» Exercise instructions
Work through the entries that follow and state how many lines contain the word "with". Only the number is wanted.

» Data provided
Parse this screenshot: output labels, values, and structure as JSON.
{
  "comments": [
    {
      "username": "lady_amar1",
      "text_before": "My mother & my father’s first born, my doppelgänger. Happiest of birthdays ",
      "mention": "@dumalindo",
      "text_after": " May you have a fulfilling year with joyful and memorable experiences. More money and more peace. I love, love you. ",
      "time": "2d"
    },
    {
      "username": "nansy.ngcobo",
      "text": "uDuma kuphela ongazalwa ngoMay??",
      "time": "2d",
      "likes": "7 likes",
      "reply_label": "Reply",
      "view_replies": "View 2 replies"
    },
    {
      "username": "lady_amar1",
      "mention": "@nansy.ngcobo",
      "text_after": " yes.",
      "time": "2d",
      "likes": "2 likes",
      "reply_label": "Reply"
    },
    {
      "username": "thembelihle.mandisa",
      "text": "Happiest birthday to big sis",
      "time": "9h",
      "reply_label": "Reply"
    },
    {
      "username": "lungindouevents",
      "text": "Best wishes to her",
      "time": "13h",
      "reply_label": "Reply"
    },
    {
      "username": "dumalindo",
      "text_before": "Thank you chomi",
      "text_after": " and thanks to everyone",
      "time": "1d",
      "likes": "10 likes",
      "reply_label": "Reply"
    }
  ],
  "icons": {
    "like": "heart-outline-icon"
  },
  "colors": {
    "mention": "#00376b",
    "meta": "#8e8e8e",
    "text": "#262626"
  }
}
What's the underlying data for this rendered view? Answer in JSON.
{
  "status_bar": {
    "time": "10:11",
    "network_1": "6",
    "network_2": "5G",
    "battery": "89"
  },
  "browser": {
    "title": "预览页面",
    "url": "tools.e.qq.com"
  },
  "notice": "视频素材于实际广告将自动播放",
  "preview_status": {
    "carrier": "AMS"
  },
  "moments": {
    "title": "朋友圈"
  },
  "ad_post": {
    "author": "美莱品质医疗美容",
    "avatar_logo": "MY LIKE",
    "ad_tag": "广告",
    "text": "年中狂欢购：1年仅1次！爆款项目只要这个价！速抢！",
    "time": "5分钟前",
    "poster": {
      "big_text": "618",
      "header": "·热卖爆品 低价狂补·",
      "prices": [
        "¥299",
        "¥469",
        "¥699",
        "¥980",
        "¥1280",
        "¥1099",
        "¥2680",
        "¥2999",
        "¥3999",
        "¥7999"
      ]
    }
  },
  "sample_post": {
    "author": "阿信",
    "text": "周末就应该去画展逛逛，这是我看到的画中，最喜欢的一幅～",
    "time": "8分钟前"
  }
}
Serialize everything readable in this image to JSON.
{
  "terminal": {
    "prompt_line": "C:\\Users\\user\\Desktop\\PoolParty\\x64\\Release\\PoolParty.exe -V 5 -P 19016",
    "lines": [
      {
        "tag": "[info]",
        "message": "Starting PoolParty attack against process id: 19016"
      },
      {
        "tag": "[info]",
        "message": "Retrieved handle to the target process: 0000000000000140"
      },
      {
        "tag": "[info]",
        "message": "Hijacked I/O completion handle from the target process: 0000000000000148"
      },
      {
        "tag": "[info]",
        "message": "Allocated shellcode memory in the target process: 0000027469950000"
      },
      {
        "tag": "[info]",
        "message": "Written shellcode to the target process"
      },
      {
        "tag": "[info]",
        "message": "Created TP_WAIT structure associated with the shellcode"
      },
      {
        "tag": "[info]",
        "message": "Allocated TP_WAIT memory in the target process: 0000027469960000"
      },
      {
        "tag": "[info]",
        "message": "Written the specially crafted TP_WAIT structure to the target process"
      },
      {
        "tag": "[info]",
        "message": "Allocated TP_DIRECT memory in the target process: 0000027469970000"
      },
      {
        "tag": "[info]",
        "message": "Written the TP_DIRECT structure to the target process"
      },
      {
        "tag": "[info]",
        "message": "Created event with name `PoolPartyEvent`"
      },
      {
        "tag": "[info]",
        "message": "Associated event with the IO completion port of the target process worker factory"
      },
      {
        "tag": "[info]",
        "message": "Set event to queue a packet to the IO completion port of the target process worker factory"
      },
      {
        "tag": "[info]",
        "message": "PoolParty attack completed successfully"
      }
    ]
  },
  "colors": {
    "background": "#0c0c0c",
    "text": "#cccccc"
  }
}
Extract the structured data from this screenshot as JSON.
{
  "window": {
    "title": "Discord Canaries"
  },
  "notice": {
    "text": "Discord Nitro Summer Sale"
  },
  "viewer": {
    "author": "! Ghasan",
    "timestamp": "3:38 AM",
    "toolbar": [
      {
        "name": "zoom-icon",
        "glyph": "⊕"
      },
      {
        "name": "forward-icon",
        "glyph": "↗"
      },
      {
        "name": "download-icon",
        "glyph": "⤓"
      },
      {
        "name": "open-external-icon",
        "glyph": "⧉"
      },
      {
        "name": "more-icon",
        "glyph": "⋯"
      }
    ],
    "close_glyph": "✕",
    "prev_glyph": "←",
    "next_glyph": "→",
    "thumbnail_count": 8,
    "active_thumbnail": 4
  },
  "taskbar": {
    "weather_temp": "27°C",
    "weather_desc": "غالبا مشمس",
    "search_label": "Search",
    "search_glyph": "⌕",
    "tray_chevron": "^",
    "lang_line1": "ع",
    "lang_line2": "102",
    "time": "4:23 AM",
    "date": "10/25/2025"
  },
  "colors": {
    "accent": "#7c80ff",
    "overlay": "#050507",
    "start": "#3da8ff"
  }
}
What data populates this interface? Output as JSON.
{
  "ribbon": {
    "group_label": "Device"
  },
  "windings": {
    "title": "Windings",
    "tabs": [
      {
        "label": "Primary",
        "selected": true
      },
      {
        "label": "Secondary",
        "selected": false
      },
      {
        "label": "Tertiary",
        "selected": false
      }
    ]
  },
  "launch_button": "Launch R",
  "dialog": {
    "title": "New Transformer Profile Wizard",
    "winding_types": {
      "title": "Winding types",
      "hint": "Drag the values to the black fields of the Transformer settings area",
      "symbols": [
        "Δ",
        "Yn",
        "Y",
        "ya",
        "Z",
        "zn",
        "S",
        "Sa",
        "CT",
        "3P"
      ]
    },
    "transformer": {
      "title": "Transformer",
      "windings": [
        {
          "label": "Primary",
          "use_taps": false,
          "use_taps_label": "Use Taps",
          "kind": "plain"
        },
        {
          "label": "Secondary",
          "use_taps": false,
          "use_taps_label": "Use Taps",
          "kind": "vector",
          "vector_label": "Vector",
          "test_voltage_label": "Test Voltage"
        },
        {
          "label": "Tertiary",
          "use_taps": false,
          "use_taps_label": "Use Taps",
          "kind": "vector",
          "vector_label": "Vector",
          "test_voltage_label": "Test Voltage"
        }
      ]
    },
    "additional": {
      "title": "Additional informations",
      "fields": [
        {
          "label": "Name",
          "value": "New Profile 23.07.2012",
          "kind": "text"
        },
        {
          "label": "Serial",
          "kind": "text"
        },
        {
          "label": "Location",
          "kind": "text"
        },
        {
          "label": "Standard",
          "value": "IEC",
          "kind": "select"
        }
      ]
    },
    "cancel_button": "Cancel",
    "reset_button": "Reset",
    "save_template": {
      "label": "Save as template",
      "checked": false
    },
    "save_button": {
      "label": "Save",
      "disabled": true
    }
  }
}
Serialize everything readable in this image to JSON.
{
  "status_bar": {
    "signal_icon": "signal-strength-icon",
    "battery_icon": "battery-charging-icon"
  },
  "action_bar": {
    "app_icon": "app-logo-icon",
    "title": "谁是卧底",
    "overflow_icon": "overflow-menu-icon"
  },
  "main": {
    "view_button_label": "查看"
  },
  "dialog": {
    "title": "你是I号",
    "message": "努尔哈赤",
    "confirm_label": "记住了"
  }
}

» Answer to the exercise
4